This smells like an op.

A number of calls for this flitted through the haze of social media earlier this week.  Most of them coming from exactly the sort of people who love to burnish their “one of the good ones” bona fides by demanding other people make an effort to make the world a better place.  On its surface this looks like a great idea.  The olds are vulnerable to illness, so why not give them the first hour of the day to shop without fear of the youngs infecting them with the big C-chan.  Reduce their exposure, flatten the curve, and all that.

On the one hand, if this isn’t paired with steep rationing at the checkout stand, I can see some unsavory types using this policy as a means to jump the line.  Send mee-maw in at eight o’clock to clear the shelves of battled water and any paper product softer than the newspaper front page.  Hire gramps out on a per-trip basis: “This old man can guarantee you two extra large bottles of hand sanitizer and he only charges forty bucks for each trip through the store.”  Maybe we’ll get a few Boomer fights and World Star: The Nonagenarianizing videos out of the deal.  Seems like this policy alone would be rife with avenues of exploitation, but maybe that’s just the wargamer in me looking for all the angles and second-order affects.  We can’t let second-order effects get in the way of a feel-good policy.

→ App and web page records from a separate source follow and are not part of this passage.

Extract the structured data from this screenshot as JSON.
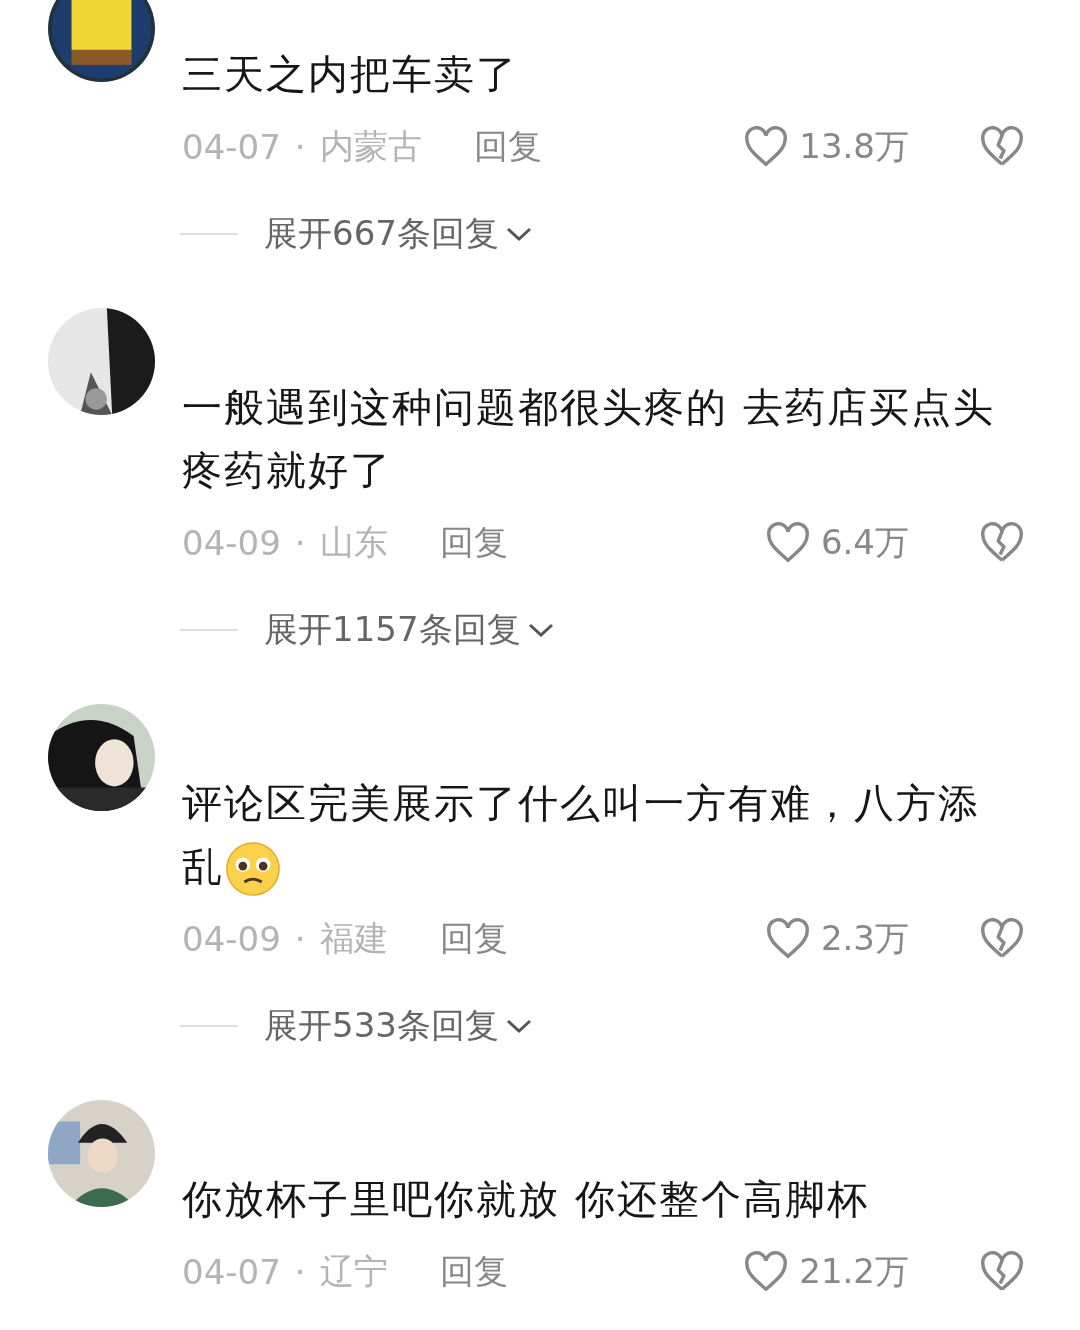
{
  "comments": [
    {
      "text": "三天之内把车卖了",
      "emoji": false,
      "date": "04-07",
      "separator": "·",
      "location": "内蒙古",
      "reply": "回复",
      "likes": "13.8万",
      "expand": "展开667条回复"
    },
    {
      "text": "一般遇到这种问题都很头疼的 去药店买点头疼药就好了",
      "emoji": false,
      "date": "04-09",
      "separator": "·",
      "location": "山东",
      "reply": "回复",
      "likes": "6.4万",
      "expand": "展开1157条回复"
    },
    {
      "text": "评论区完美展示了什么叫一方有难，八方添乱",
      "emoji": true,
      "date": "04-09",
      "separator": "·",
      "location": "福建",
      "reply": "回复",
      "likes": "2.3万",
      "expand": "展开533条回复"
    },
    {
      "text": "你放杯子里吧你就放 你还整个高脚杯",
      "emoji": false,
      "date": "04-07",
      "separator": "·",
      "location": "辽宁",
      "reply": "回复",
      "likes": "21.2万"
    }
  ]
}
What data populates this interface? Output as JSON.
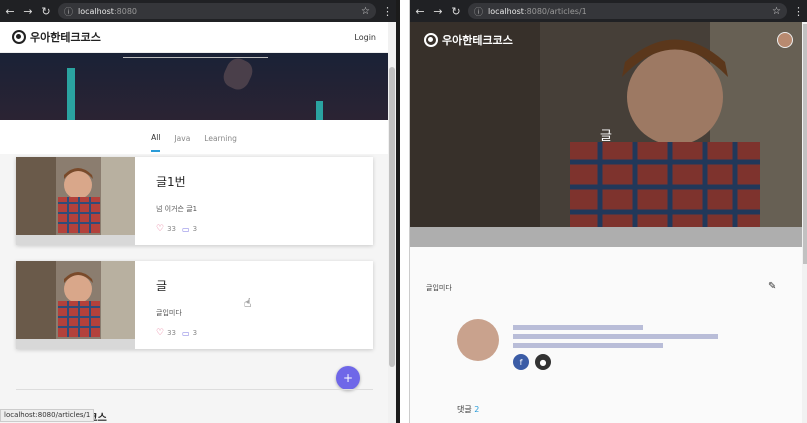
{
  "left": {
    "browser": {
      "url_host": "localhost",
      "url_rest": ":8080"
    },
    "nav": {
      "brand": "우아한테크코스",
      "login": "Login"
    },
    "tabs": [
      {
        "label": "All",
        "active": true
      },
      {
        "label": "Java",
        "active": false
      },
      {
        "label": "Learning",
        "active": false
      }
    ],
    "articles": [
      {
        "title": "글1번",
        "description": "넘 이거슨 글1",
        "likes": "33",
        "comments": "3"
      },
      {
        "title": "글",
        "description": "글입미다",
        "likes": "33",
        "comments": "3"
      }
    ],
    "fab_label": "+",
    "status_url": "localhost:8080/articles/1",
    "footer_brand": "테크코스"
  },
  "right": {
    "browser": {
      "url_host": "localhost",
      "url_rest": ":8080/articles/1"
    },
    "brand": "우아한테크코스",
    "article_title": "글",
    "content": "글입미다",
    "comments_label": "댓글",
    "comments_count": "2"
  },
  "colors": {
    "accent": "#2b9cd8",
    "fab": "#6f67e8",
    "heart": "#e0507a",
    "bubble": "#7a74e0"
  }
}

So forget all that stuff, let us think about this a little deeper about the first-order effects.  We all know that one of the scariest things about this slow burn apocalypse is that the gene code responsible lingers in the infected body for two whole weeks before ravaging the host with symptoms.  Two weeks between infection and symptoms means that anyone could have already had their cells hijacked and be spreading the nasty piece of work around right now!

The sneeze-stapo is coming!

And that doesn’t discriminate based on age.  All you’ve done is sequester the Boomers into a small space where they can rub elbows and share the virus amongst each other for an hour every day.  All you’ve done is create a safe space for transmission from senior to senior.

Which is why I think this is an op generated by the kinds of people who call this dance with the fourth horseman the Boomer Remover.  Like so many other policies, it looks like compassion, and the sub-115 IQ crowd will never notice the actual effect doesn’t match up with what the policy was supposed to do.  Better yet, it is a suggestion tailor made to tickle the virtue signaling bone of those who pat themselves on the back for tweeting at Target that they should do something.  It’s the “managed health care will reduce costs” of flattening the curve.  Just float the idea, and let the dimwits lead the charge for daily cough-a-thons for the Only Generation That Ever Really Mattered.

To be fair, maybe I’m the idiot for revealing the magic behind the curtain, but unlike most of my generational cohort, I kind of like the Boomers.  Yeah, they are pretty smug and self-absorbed, but so were their parents.  The Boomers might have been derelict in their duty to turn around the destructive policies of their forebears, but as an X-er myself, I’ve got too many glass walls in my house to go lobbing stones around willy-nilly.

Anyway, maybe I’m wrong.  It’s just a thought.